The response must contain each line of the material that holds "Таблиця".

** INFORMATION follows **

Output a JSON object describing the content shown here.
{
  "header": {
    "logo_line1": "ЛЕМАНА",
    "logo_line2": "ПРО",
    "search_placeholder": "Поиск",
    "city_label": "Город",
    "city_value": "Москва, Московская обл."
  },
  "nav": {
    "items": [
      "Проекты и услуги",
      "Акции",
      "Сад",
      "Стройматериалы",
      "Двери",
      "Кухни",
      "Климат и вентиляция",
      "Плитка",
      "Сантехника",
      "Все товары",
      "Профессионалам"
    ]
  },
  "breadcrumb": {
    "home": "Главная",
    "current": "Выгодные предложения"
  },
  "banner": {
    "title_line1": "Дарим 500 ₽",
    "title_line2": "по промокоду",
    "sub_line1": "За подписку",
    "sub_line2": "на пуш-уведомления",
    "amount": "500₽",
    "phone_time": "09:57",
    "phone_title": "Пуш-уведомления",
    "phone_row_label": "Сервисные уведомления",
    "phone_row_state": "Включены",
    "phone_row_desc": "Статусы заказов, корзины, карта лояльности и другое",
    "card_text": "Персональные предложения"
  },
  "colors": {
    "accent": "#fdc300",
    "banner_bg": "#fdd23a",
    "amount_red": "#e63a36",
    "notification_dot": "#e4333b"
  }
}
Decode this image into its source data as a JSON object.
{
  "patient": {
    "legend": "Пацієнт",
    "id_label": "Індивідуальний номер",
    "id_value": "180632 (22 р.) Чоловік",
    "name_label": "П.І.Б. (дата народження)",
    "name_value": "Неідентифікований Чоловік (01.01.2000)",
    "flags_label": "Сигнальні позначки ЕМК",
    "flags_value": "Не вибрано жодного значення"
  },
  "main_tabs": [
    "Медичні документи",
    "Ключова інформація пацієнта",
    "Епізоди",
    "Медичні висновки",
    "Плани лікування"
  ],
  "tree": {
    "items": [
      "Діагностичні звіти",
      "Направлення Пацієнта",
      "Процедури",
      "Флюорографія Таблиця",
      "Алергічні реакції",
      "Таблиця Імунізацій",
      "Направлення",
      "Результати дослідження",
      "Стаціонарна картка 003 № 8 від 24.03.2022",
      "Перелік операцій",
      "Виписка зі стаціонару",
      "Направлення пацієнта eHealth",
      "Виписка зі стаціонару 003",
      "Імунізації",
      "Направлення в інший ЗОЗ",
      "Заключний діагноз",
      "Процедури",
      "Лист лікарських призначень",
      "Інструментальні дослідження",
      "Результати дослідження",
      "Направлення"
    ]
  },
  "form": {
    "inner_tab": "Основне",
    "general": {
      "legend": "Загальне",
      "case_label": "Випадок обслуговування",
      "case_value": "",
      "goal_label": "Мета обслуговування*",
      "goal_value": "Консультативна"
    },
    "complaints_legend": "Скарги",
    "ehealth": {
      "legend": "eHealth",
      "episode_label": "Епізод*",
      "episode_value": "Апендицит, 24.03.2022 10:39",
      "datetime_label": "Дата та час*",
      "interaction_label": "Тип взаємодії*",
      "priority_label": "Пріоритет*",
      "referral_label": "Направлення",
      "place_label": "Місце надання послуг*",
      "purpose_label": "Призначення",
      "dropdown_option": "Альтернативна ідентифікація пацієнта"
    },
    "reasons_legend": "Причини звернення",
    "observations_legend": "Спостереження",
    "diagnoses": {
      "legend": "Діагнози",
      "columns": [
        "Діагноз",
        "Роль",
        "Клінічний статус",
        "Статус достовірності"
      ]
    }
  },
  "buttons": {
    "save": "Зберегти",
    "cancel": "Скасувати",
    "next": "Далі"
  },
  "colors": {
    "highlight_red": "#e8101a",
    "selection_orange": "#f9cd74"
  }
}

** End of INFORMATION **

• RESPONSE TO THE EXERCISE
      "Флюорографія Таблиця",
      "Таблиця Імунізацій",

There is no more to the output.